Nano-positioning and tubulin conformation contribute to axonal transport regulation of mitochondria along microtubules
V. Van Steenbergen, F. Lavoie-Cardinal, Y. Kazwiny, M. Decet, T. Martens, P. Verstreken, W. Boesmans, P. De Koninck, P. Vanden Berghe
Axonal Transport, Mitochondria, Tubulin
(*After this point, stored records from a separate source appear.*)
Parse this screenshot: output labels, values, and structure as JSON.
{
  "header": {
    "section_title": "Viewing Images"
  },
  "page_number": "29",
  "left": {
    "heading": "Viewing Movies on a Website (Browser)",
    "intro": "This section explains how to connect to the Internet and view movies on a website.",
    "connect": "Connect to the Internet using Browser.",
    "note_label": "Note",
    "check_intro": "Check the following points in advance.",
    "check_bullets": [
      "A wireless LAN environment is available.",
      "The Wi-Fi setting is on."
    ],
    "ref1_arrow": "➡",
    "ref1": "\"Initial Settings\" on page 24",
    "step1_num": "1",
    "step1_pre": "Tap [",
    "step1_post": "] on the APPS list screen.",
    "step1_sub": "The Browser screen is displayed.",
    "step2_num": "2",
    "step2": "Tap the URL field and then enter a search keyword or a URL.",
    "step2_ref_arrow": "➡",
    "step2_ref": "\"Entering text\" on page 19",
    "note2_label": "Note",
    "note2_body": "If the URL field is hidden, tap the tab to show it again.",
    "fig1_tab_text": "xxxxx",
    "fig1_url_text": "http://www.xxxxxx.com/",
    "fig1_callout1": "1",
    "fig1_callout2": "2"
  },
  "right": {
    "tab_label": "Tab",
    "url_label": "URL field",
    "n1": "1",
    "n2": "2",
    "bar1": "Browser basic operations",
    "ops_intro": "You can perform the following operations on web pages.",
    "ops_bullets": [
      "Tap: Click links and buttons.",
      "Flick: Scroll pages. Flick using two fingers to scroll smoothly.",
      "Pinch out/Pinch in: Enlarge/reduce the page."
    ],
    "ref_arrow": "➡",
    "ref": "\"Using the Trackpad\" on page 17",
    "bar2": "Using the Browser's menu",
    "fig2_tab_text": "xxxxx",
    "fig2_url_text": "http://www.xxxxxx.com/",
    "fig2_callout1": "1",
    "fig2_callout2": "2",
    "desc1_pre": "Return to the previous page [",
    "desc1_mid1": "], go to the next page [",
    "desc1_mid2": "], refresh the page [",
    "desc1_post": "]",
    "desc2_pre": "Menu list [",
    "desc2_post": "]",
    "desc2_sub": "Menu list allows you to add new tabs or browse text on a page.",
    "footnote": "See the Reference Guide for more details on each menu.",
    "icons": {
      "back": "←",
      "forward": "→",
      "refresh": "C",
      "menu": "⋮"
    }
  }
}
Correct spatiotemporal distribution of organelles and vesicles is crucial for healthy cell functioning and is regulated by intracellular transport mechanisms. Controlled transport of bulky mitochondria is especially important in polarized cells such as neurons that rely on these organelles to locally produce energy and buffer calcium. Mitochondrial transport requires and depends on microtubules which fill much of the available axonal space. How mitochondrial transport is affected by their position within the microtubule bundles is not known. Here, we found that anterograde transport, driven by kinesin motors, is susceptible to the molecular conformation of tubulin both in vitro and in vivo. Anterograde velocities negatively correlate with the density of elongated tubulin dimers, similar to GTP-tubulin, that are more straight and rigid. The impact of the tubulin conformation depends primarily on where a mitochondrion is positioned, either within or at the rim of microtubule bundle. Increasing elongated tubulin levels lowers the number of motile anterograde mitochondria within the microtubule bundle and increases anterograde transport speed at the microtubule bundle rim. We demonstrate that the increased kinesin step processivity on microtubules consisting of elongated dimers underlies increased mitochondrial dynamics. Our work indicates that the molecular conformation of tubulin controls mitochondrial motility and as such locally regulates the distribution of mitochondria along axons.